ASSIGNMENT >> Please repeat the records exactly, keeping the pictures out.
++++ PROVIDED RECORDS ++++
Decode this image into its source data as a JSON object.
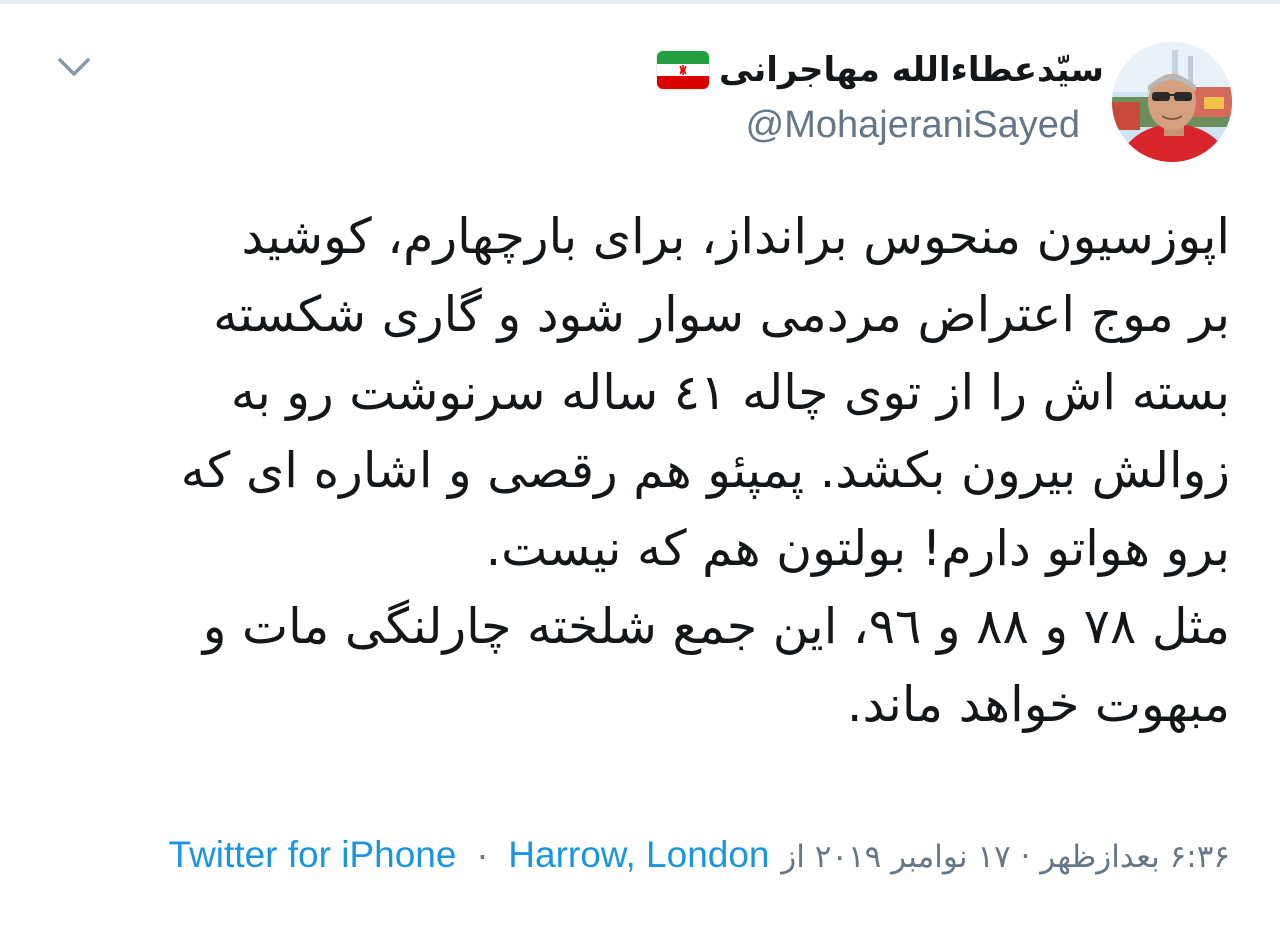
{
  "user": {
    "display_name": "سیّدعطاءالله مهاجرانی",
    "handle": "@MohajeraniSayed",
    "avatar_icon": "profile-photo-avatar",
    "flag_icon": "iran-flag-emoji"
  },
  "tweet": {
    "lines": [
      "اپوزسیون منحوس برانداز، برای بارچهارم، کوشید",
      "بر موج اعتراض مردمی سوار شود و گاری شکسته",
      "بسته اش را از توی چاله ٤١ ساله سرنوشت رو به",
      "زوالش بیرون بکشد. پمپئو هم رقصی و اشاره ای که",
      "برو هواتو دارم! بولتون هم که نیست.",
      "مثل ٧٨ و ٨٨ و ٩٦، این جمع شلخته چارلنگی مات و",
      "مبهوت خواهد ماند."
    ]
  },
  "meta": {
    "time_date": "۶:۳۶ بعدازظهر · ۱۷ نوامبر ۲۰۱۹ از",
    "source": "Twitter for iPhone",
    "separator": "·",
    "location": "Harrow, London"
  },
  "controls": {
    "menu_icon": "chevron-down-icon"
  },
  "colors": {
    "link": "#1b95e0",
    "secondary_text": "#657786",
    "primary_text": "#14171a"
  }
}
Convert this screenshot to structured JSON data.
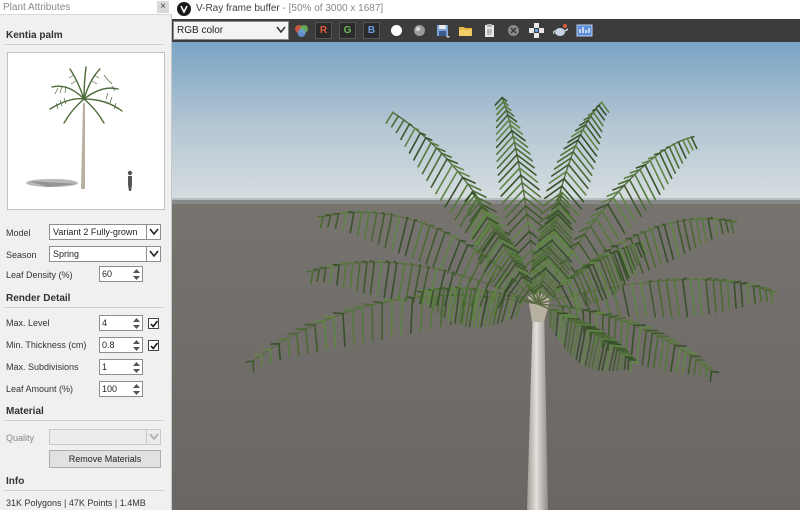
{
  "plant_panel": {
    "title": "Plant Attributes",
    "close_glyph": "×",
    "plant_name": "Kentia palm",
    "model_label": "Model",
    "model_value": "Variant 2 Fully-grown",
    "season_label": "Season",
    "season_value": "Spring",
    "leaf_density_label": "Leaf Density (%)",
    "leaf_density_value": "60",
    "render_detail_header": "Render Detail",
    "max_level_label": "Max. Level",
    "max_level_value": "4",
    "max_level_checked": true,
    "min_thickness_label": "Min. Thickness (cm)",
    "min_thickness_value": "0.8",
    "min_thickness_checked": true,
    "max_subdivisions_label": "Max. Subdivisions",
    "max_subdivisions_value": "1",
    "leaf_amount_label": "Leaf Amount (%)",
    "leaf_amount_value": "100",
    "material_header": "Material",
    "quality_label": "Quality",
    "quality_value": "",
    "remove_materials_label": "Remove Materials",
    "info_header": "Info",
    "info_text": "31K Polygons | 47K Points | 1.4MB"
  },
  "frame_buffer": {
    "title": "V-Ray frame buffer",
    "subtitle": "- [50% of 3000 x 1687]",
    "channel_value": "RGB color",
    "r_label": "R",
    "g_label": "G",
    "b_label": "B",
    "colors": {
      "r": "#e05a3a",
      "g": "#6fb85a",
      "b": "#6a9ce0",
      "toolbar_bg": "#3c3c3c"
    },
    "toolbar_icons": [
      "channels-icon",
      "white-circle-icon",
      "grey-sphere-icon",
      "save-icon",
      "open-folder-icon",
      "clipboard-icon",
      "clear-icon",
      "track-mouse-icon",
      "teapot-render-icon",
      "stats-icon"
    ]
  }
}
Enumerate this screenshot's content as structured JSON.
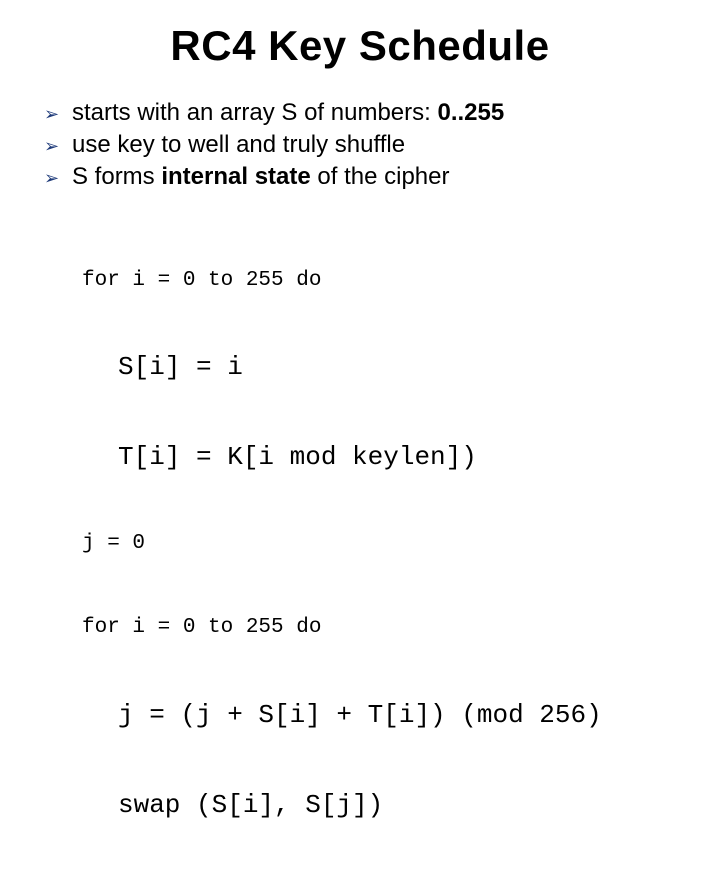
{
  "title": "RC4 Key Schedule",
  "bullets": {
    "b1_pre": "starts with an array S of numbers: ",
    "b1_bold": "0..255",
    "b2": "use key to well and truly shuffle",
    "b3_pre": "S forms ",
    "b3_bold": "internal state",
    "b3_post": " of the cipher"
  },
  "code": {
    "l1": "for i = 0 to 255 do",
    "l2": "S[i] = i",
    "l3": "T[i] = K[i mod keylen])",
    "l4": "j = 0",
    "l5": "for i = 0 to 255 do",
    "l6": "j = (j + S[i] + T[i]) (mod 256)",
    "l7": "swap (S[i], S[j])"
  }
}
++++
REPLY >>
Decode this image into its source data as a JSON object.
{
  "user": {
    "display_name": "سیّدعطاءالله مهاجرانی",
    "handle": "@MohajeraniSayed",
    "avatar_icon": "profile-photo-avatar",
    "flag_icon": "iran-flag-emoji"
  },
  "tweet": {
    "lines": [
      "اپوزسیون منحوس برانداز، برای بارچهارم، کوشید",
      "بر موج اعتراض مردمی سوار شود و گاری شکسته",
      "بسته اش را از توی چاله ٤١ ساله سرنوشت رو به",
      "زوالش بیرون بکشد. پمپئو هم رقصی و اشاره ای که",
      "برو هواتو دارم! بولتون هم که نیست.",
      "مثل ٧٨ و ٨٨ و ٩٦، این جمع شلخته چارلنگی مات و",
      "مبهوت خواهد ماند."
    ]
  },
  "meta": {
    "time_date": "۶:۳۶ بعدازظهر · ۱۷ نوامبر ۲۰۱۹ از",
    "source": "Twitter for iPhone",
    "separator": "·",
    "location": "Harrow, London"
  },
  "controls": {
    "menu_icon": "chevron-down-icon"
  },
  "colors": {
    "link": "#1b95e0",
    "secondary_text": "#657786",
    "primary_text": "#14171a"
  }
}
Convert this screenshot to structured JSON data.
{
  "plant_panel": {
    "title": "Plant Attributes",
    "close_glyph": "×",
    "plant_name": "Kentia palm",
    "model_label": "Model",
    "model_value": "Variant 2 Fully-grown",
    "season_label": "Season",
    "season_value": "Spring",
    "leaf_density_label": "Leaf Density (%)",
    "leaf_density_value": "60",
    "render_detail_header": "Render Detail",
    "max_level_label": "Max. Level",
    "max_level_value": "4",
    "max_level_checked": true,
    "min_thickness_label": "Min. Thickness (cm)",
    "min_thickness_value": "0.8",
    "min_thickness_checked": true,
    "max_subdivisions_label": "Max. Subdivisions",
    "max_subdivisions_value": "1",
    "leaf_amount_label": "Leaf Amount (%)",
    "leaf_amount_value": "100",
    "material_header": "Material",
    "quality_label": "Quality",
    "quality_value": "",
    "remove_materials_label": "Remove Materials",
    "info_header": "Info",
    "info_text": "31K Polygons | 47K Points | 1.4MB"
  },
  "frame_buffer": {
    "title": "V-Ray frame buffer",
    "subtitle": "- [50% of 3000 x 1687]",
    "channel_value": "RGB color",
    "r_label": "R",
    "g_label": "G",
    "b_label": "B",
    "colors": {
      "r": "#e05a3a",
      "g": "#6fb85a",
      "b": "#6a9ce0",
      "toolbar_bg": "#3c3c3c"
    },
    "toolbar_icons": [
      "channels-icon",
      "white-circle-icon",
      "grey-sphere-icon",
      "save-icon",
      "open-folder-icon",
      "clipboard-icon",
      "clear-icon",
      "track-mouse-icon",
      "teapot-render-icon",
      "stats-icon"
    ]
  }
}
Enumerate this screenshot's content as structured JSON.
{
  "title": "RC4 Key Schedule",
  "bullets": {
    "b1_pre": "starts with an array S of numbers: ",
    "b1_bold": "0..255",
    "b2": "use key to well and truly shuffle",
    "b3_pre": "S forms ",
    "b3_bold": "internal state",
    "b3_post": " of the cipher"
  },
  "code": {
    "l1": "for i = 0 to 255 do",
    "l2": "S[i] = i",
    "l3": "T[i] = K[i mod keylen])",
    "l4": "j = 0",
    "l5": "for i = 0 to 255 do",
    "l6": "j = (j + S[i] + T[i]) (mod 256)",
    "l7": "swap (S[i], S[j])"
  }
}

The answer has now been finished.